The 24-fret neck, 25.5” scale, and 1 11/16” nut give the guitar a spacious Gibson-like feel, and the extra fret preparation performed once the Asia-built DockStar arrives stateside really shows. When the guitar arrived the action felt a bit on the high side for me, but it was nothing a quick truss-rod tweak couldn’t fix. The model we reviewed was stock, but PHRED does offer some upgrades including a brass nut, Seymour Duncan humbuckers, and Schaller M6 tuners. A peek through the bound f-holes revealed that some extra care could be taken to tidy up the wires and perhaps add some shielding—more on that later.

What’s the Use?
PHRED insists that humbuckers should have a split-coil switch. Honestly, I can’t argue with that. Why wouldn’t you want the option for a different sound with the flick of a tiny toggle? And because I regularly move between single-coils and humbuckers myself, I was looking forward to testing out an a guitar that reduced instrument switches in the course of a set. The control setup is fairly standard for split-coil pickups with a pair of toggle switches tucked next to a 3-way pickup selector.
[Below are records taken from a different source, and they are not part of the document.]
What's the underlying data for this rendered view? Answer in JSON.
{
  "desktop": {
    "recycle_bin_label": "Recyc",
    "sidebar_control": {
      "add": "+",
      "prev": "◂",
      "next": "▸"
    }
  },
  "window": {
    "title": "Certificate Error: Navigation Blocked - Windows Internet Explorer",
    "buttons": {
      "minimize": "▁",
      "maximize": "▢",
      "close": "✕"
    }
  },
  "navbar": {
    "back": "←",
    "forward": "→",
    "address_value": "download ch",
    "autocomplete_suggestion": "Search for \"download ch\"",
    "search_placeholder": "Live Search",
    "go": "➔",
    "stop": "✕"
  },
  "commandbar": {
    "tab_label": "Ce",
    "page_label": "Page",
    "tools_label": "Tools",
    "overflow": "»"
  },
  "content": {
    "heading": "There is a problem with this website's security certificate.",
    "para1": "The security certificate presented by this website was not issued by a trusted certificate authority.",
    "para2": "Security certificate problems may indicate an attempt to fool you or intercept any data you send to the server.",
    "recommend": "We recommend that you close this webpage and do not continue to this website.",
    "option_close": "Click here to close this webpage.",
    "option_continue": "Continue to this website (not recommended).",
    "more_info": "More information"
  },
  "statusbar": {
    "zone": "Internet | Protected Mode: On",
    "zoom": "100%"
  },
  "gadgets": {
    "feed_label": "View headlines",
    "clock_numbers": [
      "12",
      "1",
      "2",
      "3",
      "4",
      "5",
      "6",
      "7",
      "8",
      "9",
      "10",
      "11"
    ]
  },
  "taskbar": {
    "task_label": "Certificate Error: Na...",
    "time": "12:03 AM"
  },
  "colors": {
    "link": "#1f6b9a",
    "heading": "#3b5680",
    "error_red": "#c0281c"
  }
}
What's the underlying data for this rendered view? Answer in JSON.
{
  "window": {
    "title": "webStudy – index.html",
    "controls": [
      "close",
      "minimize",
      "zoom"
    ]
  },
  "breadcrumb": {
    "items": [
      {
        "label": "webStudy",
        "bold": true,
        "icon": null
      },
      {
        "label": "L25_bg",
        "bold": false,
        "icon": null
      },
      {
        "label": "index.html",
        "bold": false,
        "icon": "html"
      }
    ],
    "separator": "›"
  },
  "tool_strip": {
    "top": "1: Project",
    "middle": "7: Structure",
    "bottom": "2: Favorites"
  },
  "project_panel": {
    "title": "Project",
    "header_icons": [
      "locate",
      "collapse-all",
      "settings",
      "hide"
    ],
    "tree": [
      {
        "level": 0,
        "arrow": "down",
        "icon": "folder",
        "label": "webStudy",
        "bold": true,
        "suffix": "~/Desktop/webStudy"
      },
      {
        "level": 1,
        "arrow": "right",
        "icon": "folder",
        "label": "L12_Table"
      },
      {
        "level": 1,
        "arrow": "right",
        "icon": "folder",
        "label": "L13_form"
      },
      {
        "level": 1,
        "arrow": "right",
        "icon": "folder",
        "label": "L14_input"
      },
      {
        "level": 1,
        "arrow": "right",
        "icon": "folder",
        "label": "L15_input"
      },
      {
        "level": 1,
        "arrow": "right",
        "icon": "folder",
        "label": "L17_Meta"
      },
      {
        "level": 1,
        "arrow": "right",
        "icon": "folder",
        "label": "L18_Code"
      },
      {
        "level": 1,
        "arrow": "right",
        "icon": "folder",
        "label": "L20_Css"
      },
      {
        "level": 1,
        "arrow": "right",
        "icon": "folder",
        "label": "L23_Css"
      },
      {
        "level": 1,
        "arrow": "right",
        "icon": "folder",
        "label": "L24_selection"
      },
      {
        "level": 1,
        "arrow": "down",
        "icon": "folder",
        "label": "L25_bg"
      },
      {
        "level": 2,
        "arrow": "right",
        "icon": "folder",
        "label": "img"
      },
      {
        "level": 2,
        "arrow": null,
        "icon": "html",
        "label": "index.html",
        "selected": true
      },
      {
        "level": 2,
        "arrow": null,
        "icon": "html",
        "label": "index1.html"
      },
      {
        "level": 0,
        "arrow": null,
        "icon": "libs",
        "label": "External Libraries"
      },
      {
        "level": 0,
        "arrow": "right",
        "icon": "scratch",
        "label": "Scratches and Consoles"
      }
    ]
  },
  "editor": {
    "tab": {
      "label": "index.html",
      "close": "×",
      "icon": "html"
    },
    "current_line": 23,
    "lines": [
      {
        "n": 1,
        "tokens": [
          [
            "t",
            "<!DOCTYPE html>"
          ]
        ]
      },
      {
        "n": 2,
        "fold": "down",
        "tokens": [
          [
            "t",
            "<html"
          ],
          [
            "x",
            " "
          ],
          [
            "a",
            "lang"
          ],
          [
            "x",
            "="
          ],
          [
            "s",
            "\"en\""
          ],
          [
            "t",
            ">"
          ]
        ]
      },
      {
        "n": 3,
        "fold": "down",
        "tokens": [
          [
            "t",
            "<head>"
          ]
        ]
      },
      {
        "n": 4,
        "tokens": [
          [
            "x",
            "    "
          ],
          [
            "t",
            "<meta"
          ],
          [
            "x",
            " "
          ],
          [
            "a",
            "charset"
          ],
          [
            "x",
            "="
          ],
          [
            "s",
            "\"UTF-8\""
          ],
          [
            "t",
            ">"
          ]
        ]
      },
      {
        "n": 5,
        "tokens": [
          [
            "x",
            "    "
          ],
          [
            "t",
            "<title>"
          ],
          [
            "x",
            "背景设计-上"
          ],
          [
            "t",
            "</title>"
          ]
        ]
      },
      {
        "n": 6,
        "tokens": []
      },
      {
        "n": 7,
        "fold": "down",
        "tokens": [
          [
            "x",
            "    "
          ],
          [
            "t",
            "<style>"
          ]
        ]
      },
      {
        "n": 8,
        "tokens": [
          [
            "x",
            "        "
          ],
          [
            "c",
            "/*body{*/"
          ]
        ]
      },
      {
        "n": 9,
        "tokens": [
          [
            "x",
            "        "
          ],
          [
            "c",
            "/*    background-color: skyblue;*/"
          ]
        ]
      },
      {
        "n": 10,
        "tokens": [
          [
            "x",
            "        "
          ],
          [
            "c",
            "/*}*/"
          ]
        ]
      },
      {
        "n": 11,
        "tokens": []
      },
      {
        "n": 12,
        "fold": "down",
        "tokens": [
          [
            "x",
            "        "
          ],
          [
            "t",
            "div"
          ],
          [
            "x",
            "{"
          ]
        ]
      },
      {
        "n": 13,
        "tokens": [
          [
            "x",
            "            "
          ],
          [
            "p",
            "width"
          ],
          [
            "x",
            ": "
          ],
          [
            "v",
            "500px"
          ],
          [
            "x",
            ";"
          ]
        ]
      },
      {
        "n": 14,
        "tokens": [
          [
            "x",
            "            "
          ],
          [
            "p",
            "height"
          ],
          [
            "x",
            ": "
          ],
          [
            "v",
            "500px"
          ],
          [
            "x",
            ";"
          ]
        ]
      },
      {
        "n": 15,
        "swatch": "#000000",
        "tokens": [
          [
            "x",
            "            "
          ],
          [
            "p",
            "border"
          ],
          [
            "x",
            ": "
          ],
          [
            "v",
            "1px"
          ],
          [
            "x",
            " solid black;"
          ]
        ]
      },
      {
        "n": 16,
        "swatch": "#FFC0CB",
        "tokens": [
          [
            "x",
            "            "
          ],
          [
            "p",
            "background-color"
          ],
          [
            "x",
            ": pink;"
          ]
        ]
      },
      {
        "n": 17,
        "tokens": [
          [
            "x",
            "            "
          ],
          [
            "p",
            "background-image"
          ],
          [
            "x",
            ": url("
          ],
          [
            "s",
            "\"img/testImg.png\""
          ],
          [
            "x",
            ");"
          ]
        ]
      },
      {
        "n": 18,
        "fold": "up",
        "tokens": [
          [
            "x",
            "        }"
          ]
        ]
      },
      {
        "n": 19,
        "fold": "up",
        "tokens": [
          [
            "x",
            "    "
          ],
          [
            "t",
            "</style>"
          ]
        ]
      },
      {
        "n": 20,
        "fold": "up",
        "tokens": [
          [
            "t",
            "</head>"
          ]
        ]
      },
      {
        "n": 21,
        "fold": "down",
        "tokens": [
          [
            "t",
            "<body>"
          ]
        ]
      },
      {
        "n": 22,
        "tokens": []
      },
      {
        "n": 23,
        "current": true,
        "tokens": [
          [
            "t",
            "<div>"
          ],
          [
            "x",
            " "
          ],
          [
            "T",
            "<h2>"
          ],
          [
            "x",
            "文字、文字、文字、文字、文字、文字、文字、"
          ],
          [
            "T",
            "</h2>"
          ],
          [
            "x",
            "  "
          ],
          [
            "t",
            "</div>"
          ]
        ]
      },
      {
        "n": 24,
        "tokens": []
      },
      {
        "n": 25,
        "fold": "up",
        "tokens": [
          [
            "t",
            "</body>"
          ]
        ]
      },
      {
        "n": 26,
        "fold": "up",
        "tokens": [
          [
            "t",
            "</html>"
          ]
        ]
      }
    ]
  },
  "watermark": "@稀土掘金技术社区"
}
As a Danny Gatton nerd, I was pleased to find how easy it was to reach for the master volume knob when I wanted to generate volume swells.


Comfortably light. Handy amount of musical pickup combinations.

Noisy electronics.






PHRED Instruments

The Squirming Coils
Saturation, clarity, and sustain are the tent poles that Trey Anastasio builds his tone around, and he’s been know to favor PAF-style pickups. With nine different pickup combos, it’s pretty easy to find variations on those classic Gibson sounds as well as tones for settings from Jimmy Nolen funk to creamy classic-rock leads. The DockStar’s humbuckers might be just a bit hot for those who are purists about vintage humbucker tones—especially the bridge pickup. Interestingly, the extra bite reacted well to various overdrive and distortion pedals, but it lacks a little some of the airy character that I like in low-output humbuckers. The neck pickup has a unique roundness—evoking tones somewhere between Larry Carlton and B.B. King—that is especially well suited for a cranked TS-style stomp and a clean amp.

Moving to single-coils results in a little volume drop, which is normal and not too drastic—though I did use a clean boost periodically to help even things out. That said, both the neck and bridge single-coil settings sounded a touch thin and were plagued with a bit more hum and noise than I might have expected. Perhaps a little more shielding would pay off here. Although noisy at times, the bridge pickup was never shrill and it cut through a band mix really well. The neck single coil felt very responsive, and I was able to craft interesting tones easily by shifting my picking approach—moving from jazzy Joe Pass chord melodies to muted Lukather-style backing riffs.

I love a Stratocaster’s out-of-phase pickup positions, and to my ears, these same settings are where the DockStar comes to life. But what’s really thrilling is mixing and matching these settings and using them as contrast to the more familiar humbucker and single-coils tones. In this way, playing the DockStar can feel like manipulating a pedal with EQ presets. My preferred combination became the neck humbucker mixed with the bridge single-coil and a touch of compression and overdrive—a recipe that came very close to replicating Anastasio’s squishy lead sound.

The Verdict
Though the pickups in the DockStar didn’t blow me away, the bones of guitar were solid and the setup was very good, which makes this a very good guitar with the potential to be an exceptional one. If you do happen to find yourself in a Phish tribute band, then getting your hands on the DockStar is a no-brainer. But it also delivers versatility with applications beyond 20-minute Mixolydian guitar solos. And whatever your orientation with the jam scene, the DockStar is a blast to explore.